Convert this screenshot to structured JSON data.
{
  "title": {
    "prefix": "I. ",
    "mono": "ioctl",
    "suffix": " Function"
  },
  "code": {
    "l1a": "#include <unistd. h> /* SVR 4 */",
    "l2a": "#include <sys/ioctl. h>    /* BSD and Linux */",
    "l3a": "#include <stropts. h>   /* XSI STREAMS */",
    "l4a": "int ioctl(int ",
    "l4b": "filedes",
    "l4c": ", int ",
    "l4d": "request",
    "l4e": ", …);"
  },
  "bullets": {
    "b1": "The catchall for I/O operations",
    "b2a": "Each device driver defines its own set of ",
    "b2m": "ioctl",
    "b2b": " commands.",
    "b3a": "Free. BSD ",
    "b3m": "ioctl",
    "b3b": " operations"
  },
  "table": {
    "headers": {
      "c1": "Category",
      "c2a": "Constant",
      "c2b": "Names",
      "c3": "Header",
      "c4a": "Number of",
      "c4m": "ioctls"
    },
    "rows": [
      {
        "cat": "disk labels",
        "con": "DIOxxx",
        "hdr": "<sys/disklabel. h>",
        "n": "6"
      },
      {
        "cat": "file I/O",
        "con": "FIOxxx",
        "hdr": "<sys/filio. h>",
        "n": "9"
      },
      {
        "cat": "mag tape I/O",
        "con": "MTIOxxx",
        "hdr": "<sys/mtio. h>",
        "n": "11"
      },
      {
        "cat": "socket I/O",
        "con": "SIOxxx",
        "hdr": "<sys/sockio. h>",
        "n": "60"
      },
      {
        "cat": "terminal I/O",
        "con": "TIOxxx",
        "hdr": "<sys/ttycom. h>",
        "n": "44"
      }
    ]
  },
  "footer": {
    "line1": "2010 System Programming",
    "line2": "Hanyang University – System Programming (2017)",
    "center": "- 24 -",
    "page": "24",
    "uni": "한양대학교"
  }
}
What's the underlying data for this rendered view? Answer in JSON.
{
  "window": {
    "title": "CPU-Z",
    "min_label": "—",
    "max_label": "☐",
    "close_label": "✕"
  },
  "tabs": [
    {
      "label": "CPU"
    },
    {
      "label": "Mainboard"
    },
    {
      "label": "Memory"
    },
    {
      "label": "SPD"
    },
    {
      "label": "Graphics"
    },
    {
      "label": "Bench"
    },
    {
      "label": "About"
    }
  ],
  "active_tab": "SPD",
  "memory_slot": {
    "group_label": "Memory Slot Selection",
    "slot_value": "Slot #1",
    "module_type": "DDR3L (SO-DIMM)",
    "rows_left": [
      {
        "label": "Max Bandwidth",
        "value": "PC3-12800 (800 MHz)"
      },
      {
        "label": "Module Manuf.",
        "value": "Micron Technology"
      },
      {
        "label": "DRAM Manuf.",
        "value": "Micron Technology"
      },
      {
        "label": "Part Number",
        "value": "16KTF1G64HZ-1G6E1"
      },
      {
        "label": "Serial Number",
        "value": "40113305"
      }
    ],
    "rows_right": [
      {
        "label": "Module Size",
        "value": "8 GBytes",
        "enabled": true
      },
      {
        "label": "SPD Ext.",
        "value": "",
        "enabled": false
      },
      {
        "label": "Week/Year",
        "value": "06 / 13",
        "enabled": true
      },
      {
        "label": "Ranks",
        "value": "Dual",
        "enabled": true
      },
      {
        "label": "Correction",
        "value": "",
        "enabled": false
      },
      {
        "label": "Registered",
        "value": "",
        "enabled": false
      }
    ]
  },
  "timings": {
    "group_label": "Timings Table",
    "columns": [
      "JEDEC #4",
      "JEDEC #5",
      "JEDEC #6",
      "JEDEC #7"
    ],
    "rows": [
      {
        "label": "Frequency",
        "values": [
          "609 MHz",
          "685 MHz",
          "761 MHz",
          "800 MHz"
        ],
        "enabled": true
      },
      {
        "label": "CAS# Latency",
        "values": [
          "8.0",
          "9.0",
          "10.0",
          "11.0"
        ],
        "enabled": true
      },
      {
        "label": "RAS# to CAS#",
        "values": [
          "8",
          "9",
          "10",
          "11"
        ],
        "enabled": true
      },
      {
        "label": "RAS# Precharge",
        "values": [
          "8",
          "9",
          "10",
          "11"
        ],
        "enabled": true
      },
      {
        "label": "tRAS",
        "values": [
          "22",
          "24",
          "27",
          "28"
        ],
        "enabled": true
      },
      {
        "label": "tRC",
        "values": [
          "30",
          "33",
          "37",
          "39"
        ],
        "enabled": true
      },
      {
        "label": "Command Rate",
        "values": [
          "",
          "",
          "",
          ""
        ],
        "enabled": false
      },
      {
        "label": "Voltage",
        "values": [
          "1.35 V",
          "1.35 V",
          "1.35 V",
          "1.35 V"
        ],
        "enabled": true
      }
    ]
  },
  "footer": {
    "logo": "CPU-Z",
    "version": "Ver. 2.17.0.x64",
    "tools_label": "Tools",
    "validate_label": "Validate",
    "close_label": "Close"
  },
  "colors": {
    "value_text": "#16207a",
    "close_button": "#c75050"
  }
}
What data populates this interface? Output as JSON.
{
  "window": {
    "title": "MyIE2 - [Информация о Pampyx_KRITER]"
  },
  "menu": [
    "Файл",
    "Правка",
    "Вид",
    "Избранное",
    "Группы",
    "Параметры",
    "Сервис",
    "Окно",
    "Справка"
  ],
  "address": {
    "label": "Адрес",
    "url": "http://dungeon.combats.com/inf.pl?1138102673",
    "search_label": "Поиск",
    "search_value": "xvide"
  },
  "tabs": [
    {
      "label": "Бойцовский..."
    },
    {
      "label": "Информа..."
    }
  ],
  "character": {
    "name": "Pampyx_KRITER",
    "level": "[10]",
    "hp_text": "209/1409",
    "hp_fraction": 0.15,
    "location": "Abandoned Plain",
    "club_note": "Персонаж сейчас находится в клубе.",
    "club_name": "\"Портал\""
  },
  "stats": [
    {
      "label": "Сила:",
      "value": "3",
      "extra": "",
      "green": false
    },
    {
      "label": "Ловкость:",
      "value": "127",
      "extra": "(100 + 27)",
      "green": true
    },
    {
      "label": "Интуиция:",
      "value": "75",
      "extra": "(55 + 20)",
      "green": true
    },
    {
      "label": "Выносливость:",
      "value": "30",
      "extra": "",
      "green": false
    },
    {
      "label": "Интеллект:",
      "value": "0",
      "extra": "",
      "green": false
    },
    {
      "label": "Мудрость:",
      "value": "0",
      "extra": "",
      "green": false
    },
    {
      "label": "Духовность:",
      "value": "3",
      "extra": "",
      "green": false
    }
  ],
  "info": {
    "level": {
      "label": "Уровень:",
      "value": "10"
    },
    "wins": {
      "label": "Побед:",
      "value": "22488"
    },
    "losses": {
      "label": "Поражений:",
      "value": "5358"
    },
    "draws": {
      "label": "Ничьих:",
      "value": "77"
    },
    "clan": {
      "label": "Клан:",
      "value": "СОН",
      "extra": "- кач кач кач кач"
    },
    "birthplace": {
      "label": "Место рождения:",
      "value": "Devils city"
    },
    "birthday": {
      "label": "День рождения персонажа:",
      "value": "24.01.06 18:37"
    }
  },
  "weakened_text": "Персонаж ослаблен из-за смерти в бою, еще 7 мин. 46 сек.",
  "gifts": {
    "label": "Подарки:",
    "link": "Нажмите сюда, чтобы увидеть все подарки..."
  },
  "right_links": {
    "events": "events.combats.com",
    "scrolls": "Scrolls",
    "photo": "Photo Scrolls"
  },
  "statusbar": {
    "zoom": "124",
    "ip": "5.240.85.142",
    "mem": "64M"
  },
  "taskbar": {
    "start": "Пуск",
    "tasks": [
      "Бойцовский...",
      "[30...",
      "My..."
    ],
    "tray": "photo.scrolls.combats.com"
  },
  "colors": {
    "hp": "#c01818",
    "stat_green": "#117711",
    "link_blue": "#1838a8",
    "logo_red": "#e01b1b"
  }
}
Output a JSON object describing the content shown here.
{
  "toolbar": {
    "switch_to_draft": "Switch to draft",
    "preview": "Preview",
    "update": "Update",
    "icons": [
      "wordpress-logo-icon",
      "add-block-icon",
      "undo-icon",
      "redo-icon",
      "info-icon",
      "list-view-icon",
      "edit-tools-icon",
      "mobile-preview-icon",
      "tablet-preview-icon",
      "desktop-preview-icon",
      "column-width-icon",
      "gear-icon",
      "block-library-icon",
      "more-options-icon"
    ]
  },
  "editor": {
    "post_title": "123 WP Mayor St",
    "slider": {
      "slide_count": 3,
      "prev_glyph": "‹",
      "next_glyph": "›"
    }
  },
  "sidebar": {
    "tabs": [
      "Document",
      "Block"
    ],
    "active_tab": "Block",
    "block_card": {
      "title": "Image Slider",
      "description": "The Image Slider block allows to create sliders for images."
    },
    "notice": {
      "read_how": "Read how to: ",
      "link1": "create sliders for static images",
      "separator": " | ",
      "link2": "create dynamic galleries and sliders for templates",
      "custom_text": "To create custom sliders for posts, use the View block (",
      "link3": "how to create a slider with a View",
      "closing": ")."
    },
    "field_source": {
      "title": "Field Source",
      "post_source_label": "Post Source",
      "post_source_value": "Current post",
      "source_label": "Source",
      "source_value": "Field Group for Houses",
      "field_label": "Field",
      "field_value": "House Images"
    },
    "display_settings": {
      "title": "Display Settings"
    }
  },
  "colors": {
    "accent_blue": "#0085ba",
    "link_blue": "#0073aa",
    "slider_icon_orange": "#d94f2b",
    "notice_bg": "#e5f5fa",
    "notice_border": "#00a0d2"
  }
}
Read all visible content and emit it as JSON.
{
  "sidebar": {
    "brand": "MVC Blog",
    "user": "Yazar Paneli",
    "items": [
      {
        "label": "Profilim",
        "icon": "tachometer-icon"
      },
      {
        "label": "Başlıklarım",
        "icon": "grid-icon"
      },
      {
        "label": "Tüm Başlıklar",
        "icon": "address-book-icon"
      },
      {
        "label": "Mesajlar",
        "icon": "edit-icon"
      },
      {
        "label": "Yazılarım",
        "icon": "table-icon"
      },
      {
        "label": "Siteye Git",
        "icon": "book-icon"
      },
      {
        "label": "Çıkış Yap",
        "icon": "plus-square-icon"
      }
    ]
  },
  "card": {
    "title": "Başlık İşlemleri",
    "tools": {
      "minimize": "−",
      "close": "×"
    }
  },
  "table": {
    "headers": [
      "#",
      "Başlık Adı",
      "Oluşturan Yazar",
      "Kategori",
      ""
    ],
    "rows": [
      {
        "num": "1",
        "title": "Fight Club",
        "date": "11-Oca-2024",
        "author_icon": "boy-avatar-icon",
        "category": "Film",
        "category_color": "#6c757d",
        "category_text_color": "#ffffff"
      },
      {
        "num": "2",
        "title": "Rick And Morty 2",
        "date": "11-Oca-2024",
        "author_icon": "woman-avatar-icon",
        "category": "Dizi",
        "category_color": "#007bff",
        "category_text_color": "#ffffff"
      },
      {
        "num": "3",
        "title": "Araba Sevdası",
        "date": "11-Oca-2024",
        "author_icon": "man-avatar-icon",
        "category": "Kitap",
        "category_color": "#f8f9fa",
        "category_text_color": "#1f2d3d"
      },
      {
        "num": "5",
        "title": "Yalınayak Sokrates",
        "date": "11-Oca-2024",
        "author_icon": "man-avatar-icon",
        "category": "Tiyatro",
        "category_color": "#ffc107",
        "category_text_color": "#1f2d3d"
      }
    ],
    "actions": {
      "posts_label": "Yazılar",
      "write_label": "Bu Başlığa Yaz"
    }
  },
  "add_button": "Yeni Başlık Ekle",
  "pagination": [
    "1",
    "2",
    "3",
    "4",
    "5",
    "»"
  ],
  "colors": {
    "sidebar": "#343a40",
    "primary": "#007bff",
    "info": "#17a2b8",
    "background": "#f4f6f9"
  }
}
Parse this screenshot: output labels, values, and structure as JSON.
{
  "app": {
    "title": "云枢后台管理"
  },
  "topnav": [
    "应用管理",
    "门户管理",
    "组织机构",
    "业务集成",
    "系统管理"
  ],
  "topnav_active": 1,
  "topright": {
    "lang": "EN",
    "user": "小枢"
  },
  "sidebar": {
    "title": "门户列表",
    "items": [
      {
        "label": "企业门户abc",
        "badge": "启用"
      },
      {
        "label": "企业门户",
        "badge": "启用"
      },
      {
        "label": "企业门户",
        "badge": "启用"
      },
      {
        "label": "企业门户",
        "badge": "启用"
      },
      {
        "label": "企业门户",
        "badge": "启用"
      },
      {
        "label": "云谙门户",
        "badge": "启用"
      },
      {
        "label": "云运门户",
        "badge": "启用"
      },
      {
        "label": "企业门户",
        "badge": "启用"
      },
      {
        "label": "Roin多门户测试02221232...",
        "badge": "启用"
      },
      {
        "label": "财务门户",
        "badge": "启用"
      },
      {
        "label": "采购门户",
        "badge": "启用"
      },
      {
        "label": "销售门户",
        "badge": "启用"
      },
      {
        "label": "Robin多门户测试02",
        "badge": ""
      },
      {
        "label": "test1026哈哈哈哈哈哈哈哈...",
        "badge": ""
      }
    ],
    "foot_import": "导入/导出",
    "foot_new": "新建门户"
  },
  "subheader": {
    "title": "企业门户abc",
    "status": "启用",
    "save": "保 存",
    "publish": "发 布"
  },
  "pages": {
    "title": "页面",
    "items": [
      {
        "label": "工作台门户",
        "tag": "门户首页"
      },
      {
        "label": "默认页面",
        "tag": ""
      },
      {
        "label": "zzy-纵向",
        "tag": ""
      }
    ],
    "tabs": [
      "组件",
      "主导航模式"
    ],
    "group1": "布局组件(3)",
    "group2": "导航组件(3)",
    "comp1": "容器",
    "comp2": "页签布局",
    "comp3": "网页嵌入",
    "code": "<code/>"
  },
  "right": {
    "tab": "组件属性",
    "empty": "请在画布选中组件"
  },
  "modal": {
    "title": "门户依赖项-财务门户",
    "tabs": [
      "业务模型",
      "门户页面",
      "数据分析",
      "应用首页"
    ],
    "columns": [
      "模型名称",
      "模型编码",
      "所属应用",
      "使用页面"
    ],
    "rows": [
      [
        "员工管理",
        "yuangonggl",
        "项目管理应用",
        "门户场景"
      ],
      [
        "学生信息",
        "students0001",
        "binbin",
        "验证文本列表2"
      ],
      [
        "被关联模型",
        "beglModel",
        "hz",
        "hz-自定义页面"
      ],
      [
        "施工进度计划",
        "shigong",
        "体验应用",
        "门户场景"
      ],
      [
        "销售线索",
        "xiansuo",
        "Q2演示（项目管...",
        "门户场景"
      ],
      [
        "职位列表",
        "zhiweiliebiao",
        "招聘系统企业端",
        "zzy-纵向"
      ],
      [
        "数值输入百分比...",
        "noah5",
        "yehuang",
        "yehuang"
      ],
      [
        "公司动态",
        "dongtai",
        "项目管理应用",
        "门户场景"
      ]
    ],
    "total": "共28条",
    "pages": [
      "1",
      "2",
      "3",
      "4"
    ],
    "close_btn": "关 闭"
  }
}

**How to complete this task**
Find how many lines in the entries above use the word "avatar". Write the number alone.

**Answer to the problem**
4